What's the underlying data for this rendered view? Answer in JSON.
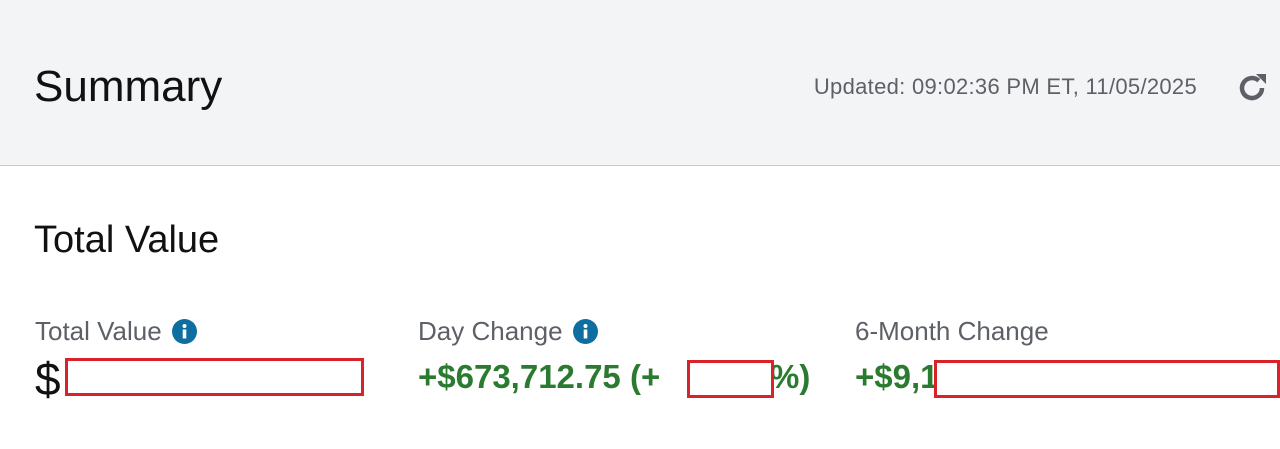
{
  "header": {
    "title": "Summary",
    "updated_text": "Updated: 09:02:36 PM ET, 11/05/2025",
    "refresh_icon": "refresh-icon"
  },
  "section": {
    "title": "Total Value"
  },
  "metrics": [
    {
      "label": "Total Value",
      "value": "$",
      "has_info": true
    },
    {
      "label": "Day Change",
      "value": "+$673,712.75 (+",
      "value_suffix": "%)",
      "has_info": true
    },
    {
      "label": "6-Month Change",
      "value": "+$9,1",
      "has_info": false
    }
  ],
  "colors": {
    "header_bg": "#f3f4f6",
    "positive": "#2a7b2f",
    "info_icon": "#0e6e9f",
    "redaction": "#d9232a"
  }
}
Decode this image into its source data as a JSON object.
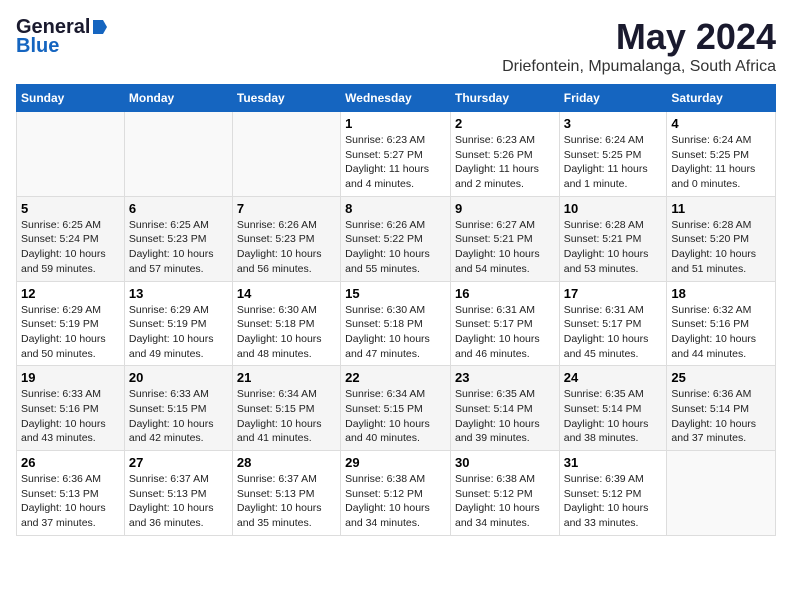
{
  "header": {
    "logo_general": "General",
    "logo_blue": "Blue",
    "month_year": "May 2024",
    "location": "Driefontein, Mpumalanga, South Africa"
  },
  "days_of_week": [
    "Sunday",
    "Monday",
    "Tuesday",
    "Wednesday",
    "Thursday",
    "Friday",
    "Saturday"
  ],
  "weeks": [
    [
      {
        "day": "",
        "info": ""
      },
      {
        "day": "",
        "info": ""
      },
      {
        "day": "",
        "info": ""
      },
      {
        "day": "1",
        "info": "Sunrise: 6:23 AM\nSunset: 5:27 PM\nDaylight: 11 hours\nand 4 minutes."
      },
      {
        "day": "2",
        "info": "Sunrise: 6:23 AM\nSunset: 5:26 PM\nDaylight: 11 hours\nand 2 minutes."
      },
      {
        "day": "3",
        "info": "Sunrise: 6:24 AM\nSunset: 5:25 PM\nDaylight: 11 hours\nand 1 minute."
      },
      {
        "day": "4",
        "info": "Sunrise: 6:24 AM\nSunset: 5:25 PM\nDaylight: 11 hours\nand 0 minutes."
      }
    ],
    [
      {
        "day": "5",
        "info": "Sunrise: 6:25 AM\nSunset: 5:24 PM\nDaylight: 10 hours\nand 59 minutes."
      },
      {
        "day": "6",
        "info": "Sunrise: 6:25 AM\nSunset: 5:23 PM\nDaylight: 10 hours\nand 57 minutes."
      },
      {
        "day": "7",
        "info": "Sunrise: 6:26 AM\nSunset: 5:23 PM\nDaylight: 10 hours\nand 56 minutes."
      },
      {
        "day": "8",
        "info": "Sunrise: 6:26 AM\nSunset: 5:22 PM\nDaylight: 10 hours\nand 55 minutes."
      },
      {
        "day": "9",
        "info": "Sunrise: 6:27 AM\nSunset: 5:21 PM\nDaylight: 10 hours\nand 54 minutes."
      },
      {
        "day": "10",
        "info": "Sunrise: 6:28 AM\nSunset: 5:21 PM\nDaylight: 10 hours\nand 53 minutes."
      },
      {
        "day": "11",
        "info": "Sunrise: 6:28 AM\nSunset: 5:20 PM\nDaylight: 10 hours\nand 51 minutes."
      }
    ],
    [
      {
        "day": "12",
        "info": "Sunrise: 6:29 AM\nSunset: 5:19 PM\nDaylight: 10 hours\nand 50 minutes."
      },
      {
        "day": "13",
        "info": "Sunrise: 6:29 AM\nSunset: 5:19 PM\nDaylight: 10 hours\nand 49 minutes."
      },
      {
        "day": "14",
        "info": "Sunrise: 6:30 AM\nSunset: 5:18 PM\nDaylight: 10 hours\nand 48 minutes."
      },
      {
        "day": "15",
        "info": "Sunrise: 6:30 AM\nSunset: 5:18 PM\nDaylight: 10 hours\nand 47 minutes."
      },
      {
        "day": "16",
        "info": "Sunrise: 6:31 AM\nSunset: 5:17 PM\nDaylight: 10 hours\nand 46 minutes."
      },
      {
        "day": "17",
        "info": "Sunrise: 6:31 AM\nSunset: 5:17 PM\nDaylight: 10 hours\nand 45 minutes."
      },
      {
        "day": "18",
        "info": "Sunrise: 6:32 AM\nSunset: 5:16 PM\nDaylight: 10 hours\nand 44 minutes."
      }
    ],
    [
      {
        "day": "19",
        "info": "Sunrise: 6:33 AM\nSunset: 5:16 PM\nDaylight: 10 hours\nand 43 minutes."
      },
      {
        "day": "20",
        "info": "Sunrise: 6:33 AM\nSunset: 5:15 PM\nDaylight: 10 hours\nand 42 minutes."
      },
      {
        "day": "21",
        "info": "Sunrise: 6:34 AM\nSunset: 5:15 PM\nDaylight: 10 hours\nand 41 minutes."
      },
      {
        "day": "22",
        "info": "Sunrise: 6:34 AM\nSunset: 5:15 PM\nDaylight: 10 hours\nand 40 minutes."
      },
      {
        "day": "23",
        "info": "Sunrise: 6:35 AM\nSunset: 5:14 PM\nDaylight: 10 hours\nand 39 minutes."
      },
      {
        "day": "24",
        "info": "Sunrise: 6:35 AM\nSunset: 5:14 PM\nDaylight: 10 hours\nand 38 minutes."
      },
      {
        "day": "25",
        "info": "Sunrise: 6:36 AM\nSunset: 5:14 PM\nDaylight: 10 hours\nand 37 minutes."
      }
    ],
    [
      {
        "day": "26",
        "info": "Sunrise: 6:36 AM\nSunset: 5:13 PM\nDaylight: 10 hours\nand 37 minutes."
      },
      {
        "day": "27",
        "info": "Sunrise: 6:37 AM\nSunset: 5:13 PM\nDaylight: 10 hours\nand 36 minutes."
      },
      {
        "day": "28",
        "info": "Sunrise: 6:37 AM\nSunset: 5:13 PM\nDaylight: 10 hours\nand 35 minutes."
      },
      {
        "day": "29",
        "info": "Sunrise: 6:38 AM\nSunset: 5:12 PM\nDaylight: 10 hours\nand 34 minutes."
      },
      {
        "day": "30",
        "info": "Sunrise: 6:38 AM\nSunset: 5:12 PM\nDaylight: 10 hours\nand 34 minutes."
      },
      {
        "day": "31",
        "info": "Sunrise: 6:39 AM\nSunset: 5:12 PM\nDaylight: 10 hours\nand 33 minutes."
      },
      {
        "day": "",
        "info": ""
      }
    ]
  ]
}
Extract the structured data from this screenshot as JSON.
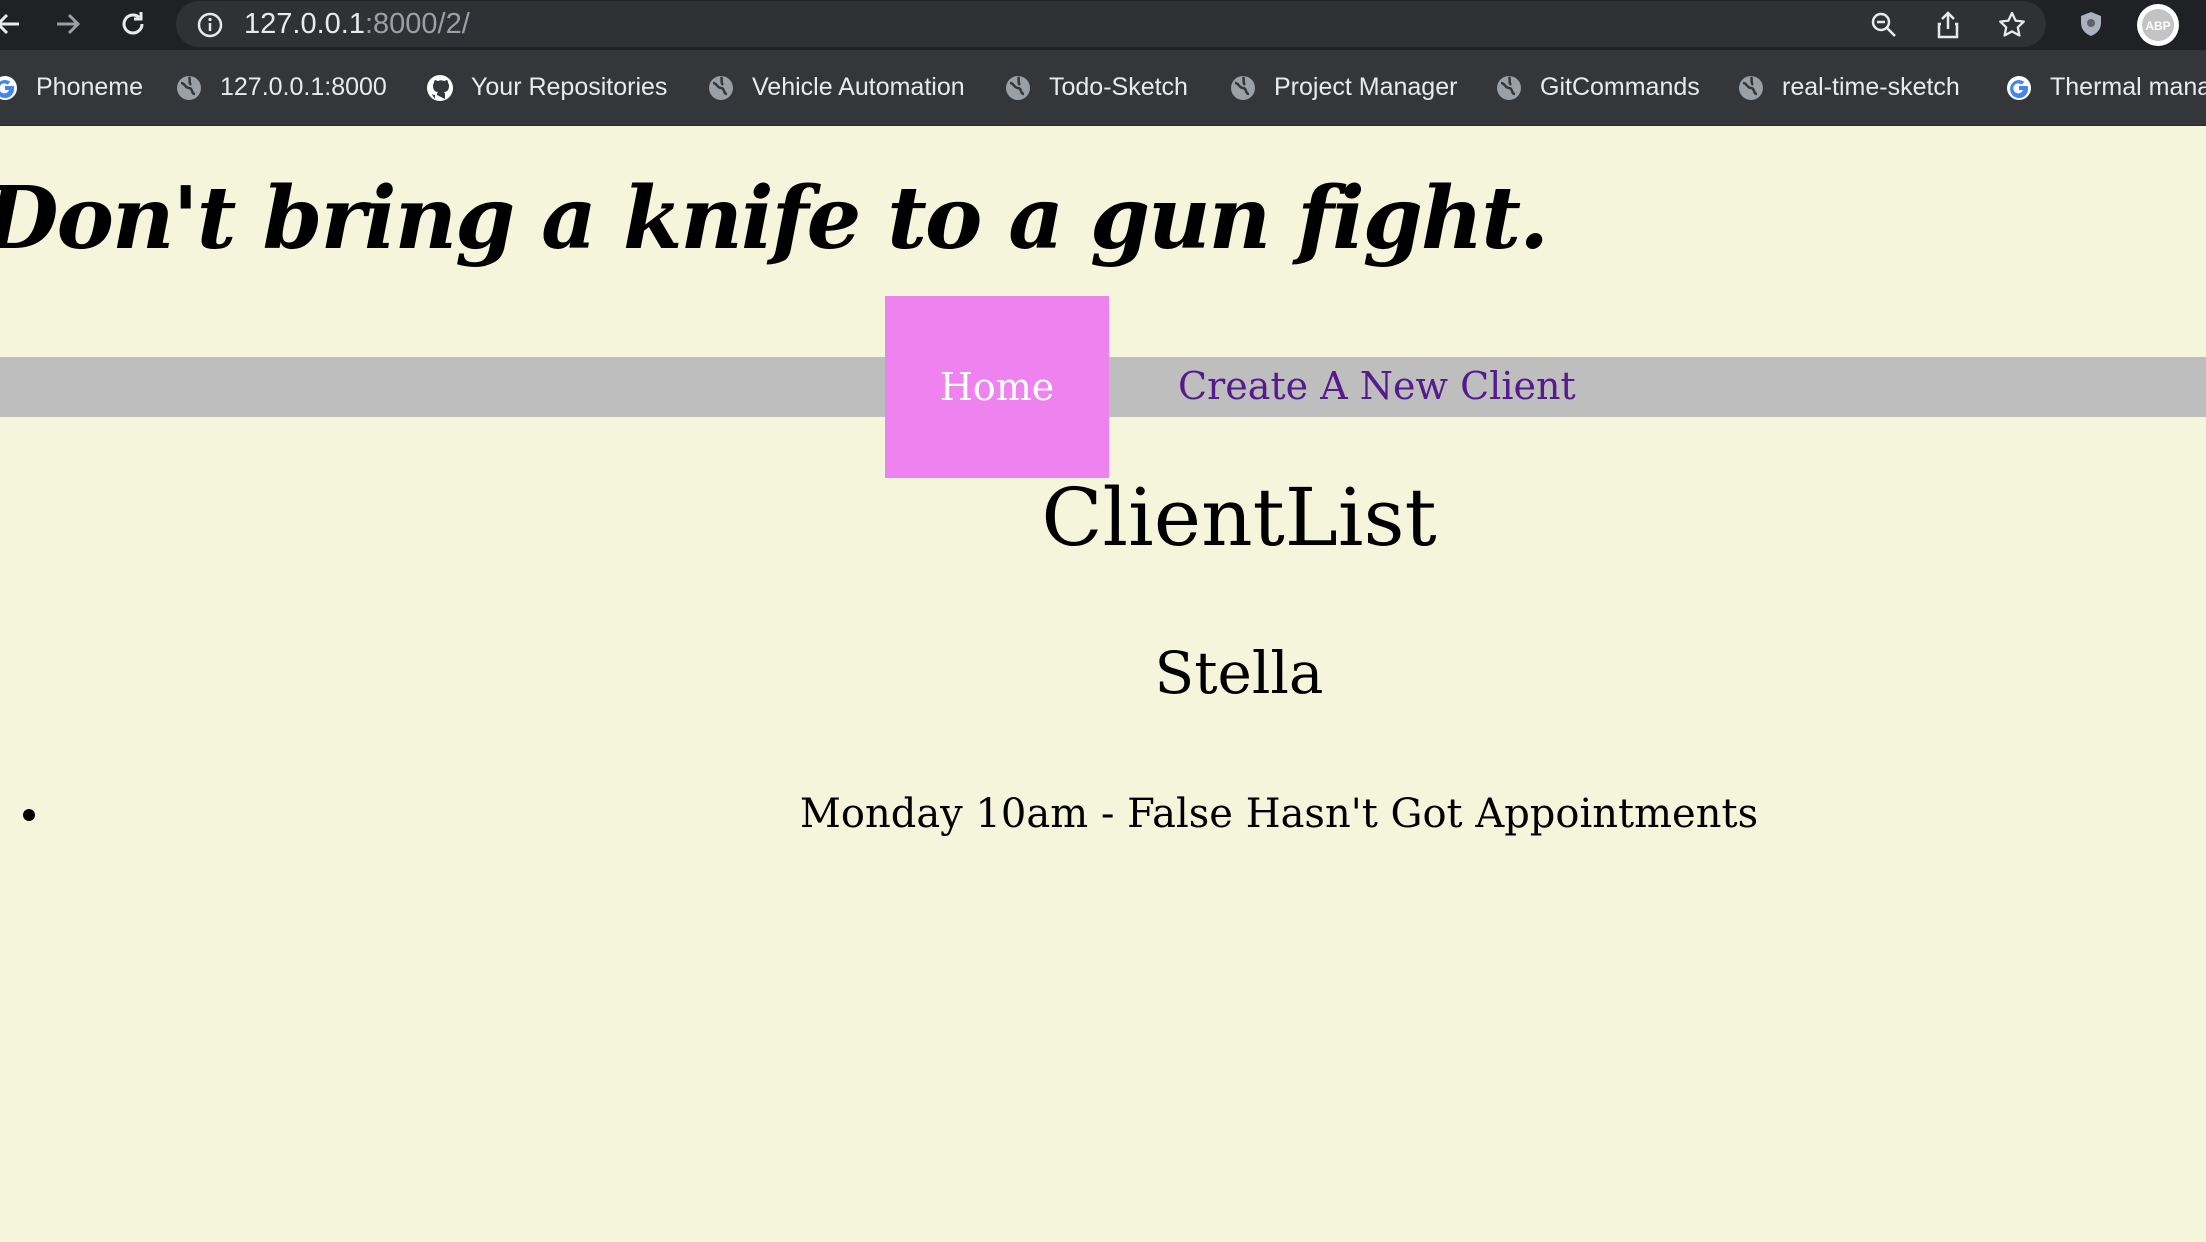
{
  "browser": {
    "url_host": "127.0.0.1",
    "url_path": ":8000/2/",
    "bookmarks": [
      {
        "label": "Phoneme",
        "icon": "google-icon"
      },
      {
        "label": "127.0.0.1:8000",
        "icon": "globe-icon"
      },
      {
        "label": "Your Repositories",
        "icon": "github-icon"
      },
      {
        "label": "Vehicle Automation",
        "icon": "globe-icon"
      },
      {
        "label": "Todo-Sketch",
        "icon": "globe-icon"
      },
      {
        "label": "Project Manager",
        "icon": "globe-icon"
      },
      {
        "label": "GitCommands",
        "icon": "globe-icon"
      },
      {
        "label": "real-time-sketch",
        "icon": "globe-icon"
      },
      {
        "label": "Thermal mana",
        "icon": "google-icon"
      }
    ],
    "profile_badge": "ABP"
  },
  "page": {
    "hero_text": "Don't bring a knife to a gun fight.",
    "nav": {
      "home_label": "Home",
      "create_label": "Create A New Client"
    },
    "title": "ClientList",
    "client_name": "Stella",
    "appointments": [
      "Monday 10am - False Hasn't Got Appointments"
    ]
  },
  "colors": {
    "background": "#f5f5dc",
    "navbar": "#bebebe",
    "home_button": "#ee82ee",
    "link": "#551a8b"
  }
}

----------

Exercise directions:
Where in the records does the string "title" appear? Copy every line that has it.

Exercise answer:
    "title": "Summary",
    "title": "Total Value"
    "title": "ClientList",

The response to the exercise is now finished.